Alabama voters moved one step closer Tuesday to finally being allowed to vote on legalizing a statewide lottery, casino gaming and sports wagering. But because it’s gambling legislation in Alabama, nothing was easy and everything was weird.
The Alabama Senate approved a comprehensive gaming bill that would see the state grant licenses for facilities at nine locations around Alabama, approve a statewide lottery and legalize sports wagering at the nine facilities and online. It also authorizes Gov. Kay Ivey to negotiate a compact with the Poarch Band of Creek Indians. The bill passed 23-9.
But not before it took one of the weirdest pathways ever.
The bill that passed — SB319, sponsored by Sen. Jim McClendon — was essentially the same bill that was first brought by Sen. Del Marsh earlier in the session. That bill would have allowed casinos at seven sites — VictoryLand in Macon County, GreeneTrack in Greene County, The Birmingham Race Course in Birmingham, The Mobile Greyhound Park in Mobile, Country Crossing in Dothan, Center Star in Lowndes County and a new location in either Jackson or Dekalb County.
To the surprise of many, Marsh’s original bill fell two votes shy of the 21 votes required to meet the three-fifths threshold for a constitutional amendment.
Immediately, behind the scenes, the interested parties, supporters of the bill and the governor’s office began a push to get the bill back on the floor.
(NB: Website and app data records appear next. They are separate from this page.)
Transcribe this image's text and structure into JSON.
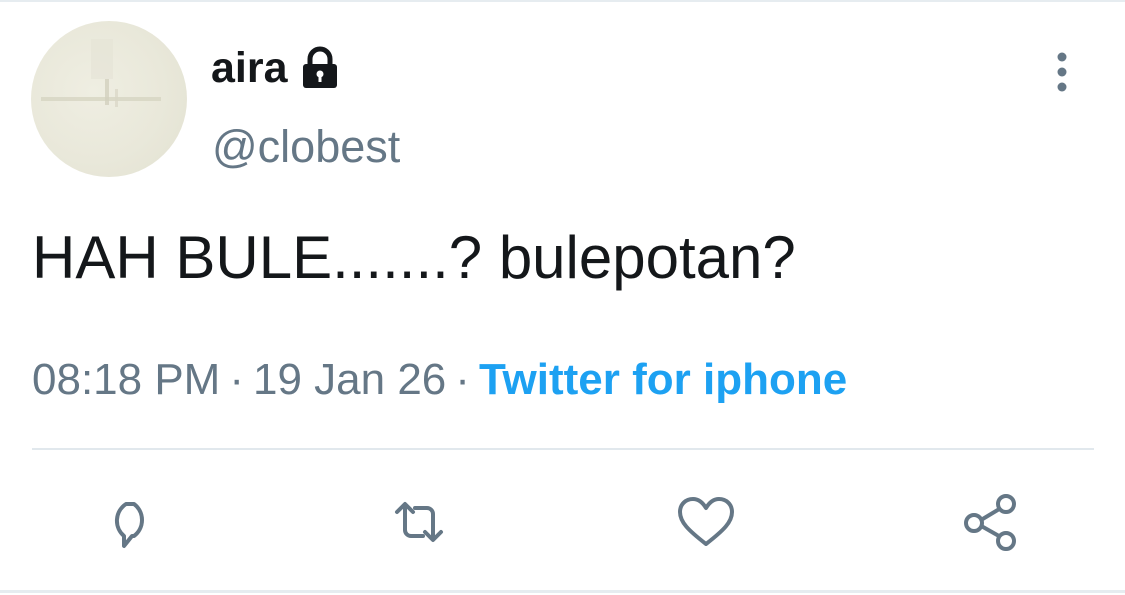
{
  "tweet": {
    "author": {
      "display_name": "aira",
      "handle": "@clobest",
      "protected": true,
      "avatar_icon": "avatar-photo"
    },
    "text": "HAH BULE.......? bulepotan?",
    "meta": {
      "time": "08:18 PM",
      "separator": "·",
      "date": "19 Jan 26",
      "source": "Twitter for iphone"
    },
    "actions": [
      {
        "name": "reply",
        "icon": "reply-icon"
      },
      {
        "name": "retweet",
        "icon": "retweet-icon"
      },
      {
        "name": "like",
        "icon": "heart-icon"
      },
      {
        "name": "share",
        "icon": "share-icon"
      }
    ]
  },
  "colors": {
    "text_primary": "#14171a",
    "text_secondary": "#657786",
    "link_blue": "#1da1f2",
    "divider": "#e1e8ed",
    "icon_gray": "#657786"
  }
}
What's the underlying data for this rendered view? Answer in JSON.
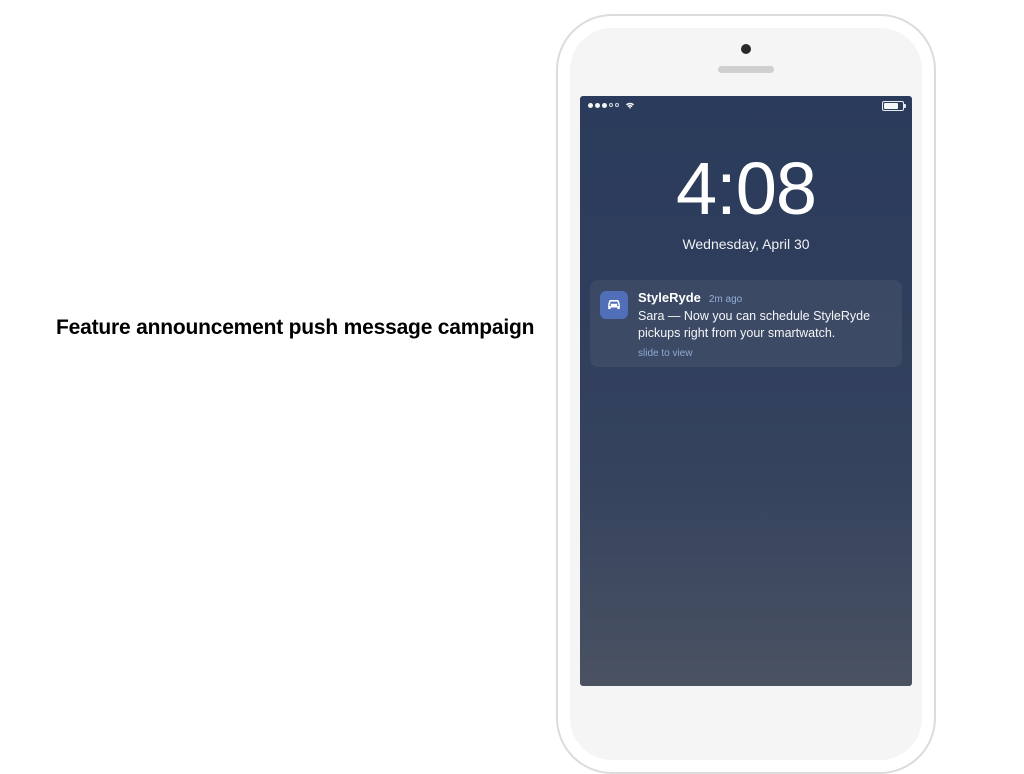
{
  "slide": {
    "caption": "Feature announcement push message campaign"
  },
  "lockscreen": {
    "time": "4:08",
    "date": "Wednesday, April 30"
  },
  "notification": {
    "app_name": "StyleRyde",
    "timestamp": "2m ago",
    "message": "Sara — Now you can schedule StyleRyde pickups right from your smartwatch.",
    "action_hint": "slide to view",
    "icon_name": "car-icon"
  }
}
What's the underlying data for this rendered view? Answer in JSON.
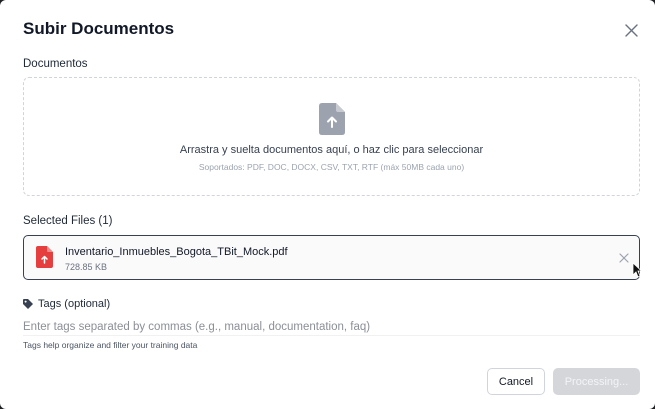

Somehow. Someway.
Last Thursday, McClendon’s SB319 hit the floor as a standalone lottery bill. It was heavily debated, and one of the enabling pieces of legislation that accompanied the bill was even passed. Then, it was un-passed, so to speak, as the body voted to recall the bill for more consideration.
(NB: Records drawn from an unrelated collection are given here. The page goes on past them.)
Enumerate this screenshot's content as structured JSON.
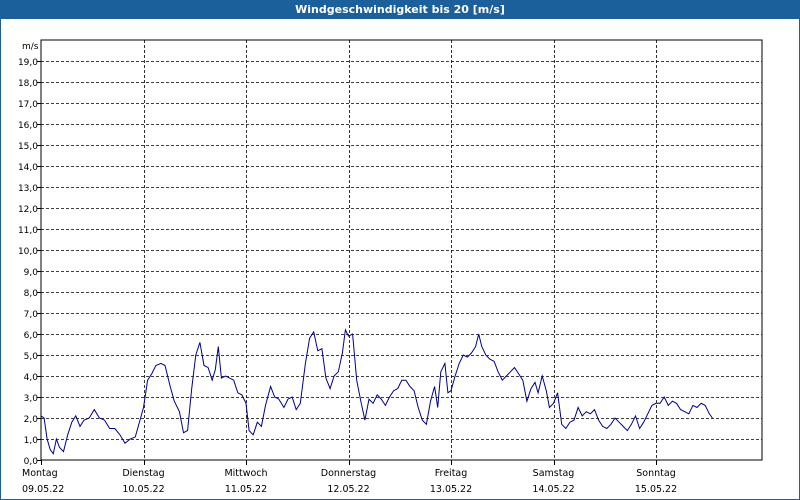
{
  "window": {
    "title": "Windgeschwindigkeit bis 20 [m/s]"
  },
  "chart_data": {
    "type": "line",
    "title": "Windgeschwindigkeit bis 20 [m/s]",
    "ylabel": "m/s",
    "ylim": [
      0,
      20
    ],
    "grid": true,
    "line_color": "#00008b",
    "yticks": [
      "0,0",
      "1,0",
      "2,0",
      "3,0",
      "4,0",
      "5,0",
      "6,0",
      "7,0",
      "8,0",
      "9,0",
      "10,0",
      "11,0",
      "12,0",
      "13,0",
      "14,0",
      "15,0",
      "16,0",
      "17,0",
      "18,0",
      "19,0"
    ],
    "days": [
      {
        "name": "Montag",
        "date": "09.05.22"
      },
      {
        "name": "Dienstag",
        "date": "10.05.22"
      },
      {
        "name": "Mittwoch",
        "date": "11.05.22"
      },
      {
        "name": "Donnerstag",
        "date": "12.05.22"
      },
      {
        "name": "Freitag",
        "date": "13.05.22"
      },
      {
        "name": "Samstag",
        "date": "14.05.22"
      },
      {
        "name": "Sonntag",
        "date": "15.05.22"
      }
    ],
    "series": [
      {
        "x_unit": "days since 09.05.22 00:00",
        "points": [
          [
            0.0,
            2.1
          ],
          [
            0.03,
            2.0
          ],
          [
            0.06,
            1.0
          ],
          [
            0.09,
            0.5
          ],
          [
            0.12,
            0.3
          ],
          [
            0.15,
            1.0
          ],
          [
            0.18,
            0.6
          ],
          [
            0.22,
            0.4
          ],
          [
            0.26,
            1.2
          ],
          [
            0.3,
            1.8
          ],
          [
            0.34,
            2.1
          ],
          [
            0.38,
            1.6
          ],
          [
            0.42,
            1.9
          ],
          [
            0.47,
            2.0
          ],
          [
            0.52,
            2.4
          ],
          [
            0.57,
            2.0
          ],
          [
            0.62,
            1.9
          ],
          [
            0.67,
            1.5
          ],
          [
            0.72,
            1.5
          ],
          [
            0.77,
            1.2
          ],
          [
            0.82,
            0.8
          ],
          [
            0.87,
            1.0
          ],
          [
            0.92,
            1.1
          ],
          [
            0.96,
            1.8
          ],
          [
            1.0,
            2.5
          ],
          [
            1.04,
            3.8
          ],
          [
            1.08,
            4.1
          ],
          [
            1.12,
            4.5
          ],
          [
            1.17,
            4.6
          ],
          [
            1.21,
            4.5
          ],
          [
            1.26,
            3.5
          ],
          [
            1.3,
            2.8
          ],
          [
            1.35,
            2.3
          ],
          [
            1.39,
            1.3
          ],
          [
            1.43,
            1.4
          ],
          [
            1.47,
            3.4
          ],
          [
            1.51,
            5.0
          ],
          [
            1.55,
            5.6
          ],
          [
            1.59,
            4.5
          ],
          [
            1.63,
            4.4
          ],
          [
            1.67,
            3.8
          ],
          [
            1.7,
            4.3
          ],
          [
            1.73,
            5.4
          ],
          [
            1.76,
            3.9
          ],
          [
            1.8,
            4.0
          ],
          [
            1.84,
            3.9
          ],
          [
            1.88,
            3.8
          ],
          [
            1.92,
            3.2
          ],
          [
            1.96,
            3.1
          ],
          [
            2.0,
            2.7
          ],
          [
            2.03,
            1.4
          ],
          [
            2.07,
            1.2
          ],
          [
            2.11,
            1.8
          ],
          [
            2.15,
            1.6
          ],
          [
            2.19,
            2.6
          ],
          [
            2.24,
            3.5
          ],
          [
            2.28,
            3.0
          ],
          [
            2.32,
            2.9
          ],
          [
            2.37,
            2.5
          ],
          [
            2.41,
            2.9
          ],
          [
            2.45,
            3.0
          ],
          [
            2.49,
            2.4
          ],
          [
            2.53,
            2.7
          ],
          [
            2.58,
            4.6
          ],
          [
            2.62,
            5.8
          ],
          [
            2.66,
            6.1
          ],
          [
            2.7,
            5.2
          ],
          [
            2.74,
            5.3
          ],
          [
            2.78,
            3.9
          ],
          [
            2.82,
            3.4
          ],
          [
            2.86,
            4.0
          ],
          [
            2.9,
            4.2
          ],
          [
            2.94,
            5.1
          ],
          [
            2.97,
            6.2
          ],
          [
            3.0,
            5.9
          ],
          [
            3.04,
            6.0
          ],
          [
            3.08,
            3.8
          ],
          [
            3.12,
            2.8
          ],
          [
            3.16,
            1.9
          ],
          [
            3.2,
            2.9
          ],
          [
            3.24,
            2.7
          ],
          [
            3.28,
            3.1
          ],
          [
            3.32,
            2.9
          ],
          [
            3.36,
            2.6
          ],
          [
            3.4,
            3.0
          ],
          [
            3.44,
            3.3
          ],
          [
            3.48,
            3.4
          ],
          [
            3.52,
            3.8
          ],
          [
            3.56,
            3.8
          ],
          [
            3.6,
            3.5
          ],
          [
            3.64,
            3.3
          ],
          [
            3.68,
            2.5
          ],
          [
            3.72,
            1.9
          ],
          [
            3.76,
            1.7
          ],
          [
            3.8,
            2.8
          ],
          [
            3.84,
            3.5
          ],
          [
            3.87,
            2.5
          ],
          [
            3.9,
            4.2
          ],
          [
            3.94,
            4.6
          ],
          [
            3.97,
            3.2
          ],
          [
            4.0,
            3.3
          ],
          [
            4.04,
            4.0
          ],
          [
            4.08,
            4.6
          ],
          [
            4.12,
            5.0
          ],
          [
            4.16,
            4.9
          ],
          [
            4.2,
            5.1
          ],
          [
            4.24,
            5.4
          ],
          [
            4.27,
            6.0
          ],
          [
            4.3,
            5.4
          ],
          [
            4.34,
            5.0
          ],
          [
            4.38,
            4.8
          ],
          [
            4.42,
            4.7
          ],
          [
            4.46,
            4.2
          ],
          [
            4.5,
            3.8
          ],
          [
            4.54,
            4.0
          ],
          [
            4.58,
            4.2
          ],
          [
            4.62,
            4.4
          ],
          [
            4.66,
            4.1
          ],
          [
            4.7,
            3.8
          ],
          [
            4.74,
            2.8
          ],
          [
            4.78,
            3.4
          ],
          [
            4.82,
            3.7
          ],
          [
            4.85,
            3.2
          ],
          [
            4.89,
            4.0
          ],
          [
            4.93,
            3.3
          ],
          [
            4.96,
            2.5
          ],
          [
            5.0,
            2.7
          ],
          [
            5.04,
            3.2
          ],
          [
            5.08,
            1.7
          ],
          [
            5.12,
            1.5
          ],
          [
            5.16,
            1.8
          ],
          [
            5.2,
            1.9
          ],
          [
            5.24,
            2.5
          ],
          [
            5.28,
            2.1
          ],
          [
            5.32,
            2.3
          ],
          [
            5.36,
            2.2
          ],
          [
            5.4,
            2.4
          ],
          [
            5.44,
            1.9
          ],
          [
            5.48,
            1.6
          ],
          [
            5.52,
            1.5
          ],
          [
            5.56,
            1.7
          ],
          [
            5.6,
            2.0
          ],
          [
            5.64,
            1.8
          ],
          [
            5.68,
            1.6
          ],
          [
            5.72,
            1.4
          ],
          [
            5.76,
            1.7
          ],
          [
            5.8,
            2.1
          ],
          [
            5.84,
            1.5
          ],
          [
            5.88,
            1.8
          ],
          [
            5.92,
            2.2
          ],
          [
            5.96,
            2.6
          ],
          [
            6.0,
            2.7
          ],
          [
            6.04,
            2.7
          ],
          [
            6.08,
            3.0
          ],
          [
            6.12,
            2.6
          ],
          [
            6.16,
            2.8
          ],
          [
            6.2,
            2.7
          ],
          [
            6.24,
            2.4
          ],
          [
            6.28,
            2.3
          ],
          [
            6.32,
            2.2
          ],
          [
            6.36,
            2.6
          ],
          [
            6.4,
            2.5
          ],
          [
            6.44,
            2.7
          ],
          [
            6.48,
            2.6
          ],
          [
            6.52,
            2.2
          ],
          [
            6.55,
            2.0
          ]
        ]
      }
    ]
  }
}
That resulted in McClendon carrying over his bill — basically hitting the pause button and allowing negotiations behind the scenes to continue in hopes of reaching a compromise. When SB319 returned on Tuesday, there was a substitute bill offered in its place — not an uncommon occurrence.
The substitute bill was essentially Marsh’s original, comprehensive gaming bill.
“This was the strangest process I’ve ever been a part of,” McClendon said following the bill’s passage. Both he and Marsh thanked the other senators for their input and said the process — while odd — was far more comprehensive and inclusive than almost any other.
That process often included Gov. Kay Ivey, representatives from the Poarch Band of Creek Indians and dog track owners, along with the leadership in both the House and Senate, and various other lawmakers. Those groups ironed out the rough spots in the bill and produced a piece of legislation that had widespread support in both bodies.
And while it was very similar to the Marsh bill in terms of the overall results — nine casino locations, a lottery, sports betting, a PCI compact, etc. — it included more subtle changes that satisfied wary lawmakers. One of those changes allows for the casino licenses to be bid on, which in theory could drive up the prices. However, limitations on who can bid and hold licenses will make it extremely unlikely that an outside entity will be able to outbid the locals.
Another change would prevent license holders from owning more than two locations. That was important to squash persistent rumors that PCI was planning to immediately buy out the other casino owners and essentially obtain a gaming monopoly.
Following the vote, officials from both the dog tracks and PCI said they were reviewing the amendments that were placed on the bill — and on the enabling legislation — prior to passage and didn’t yet want to comment. However, both parties seemed to believe Tuesday’s approval was a significant step in the right direction.
The numerous amendments that were offered and mostly adopted dealt primarily with the way in which revenue received by the state would be distributed and with the rules governing the newly created gaming commission.
However, an amendment that’s certain to draw scrutiny was one offered by Sen. Dan Roberts, which raised the tax rates paid by casinos from 20 percent to 27 percent on slots and electronic games, and then 35 percent on all remaining table games. That amendment was attached to a bill creating the gaming commission and was approved, but the same amendment attached to the bill approving the casinos was shot down. What that means wasn’t clear late Tuesday.
The gaming bill now moves to the House, where, historically, gambling legislation has gone to die. But those pushing this bill believe the numbers are there this time around, especially with the governor’s office on board and with PCI and the dog track owners in agreement.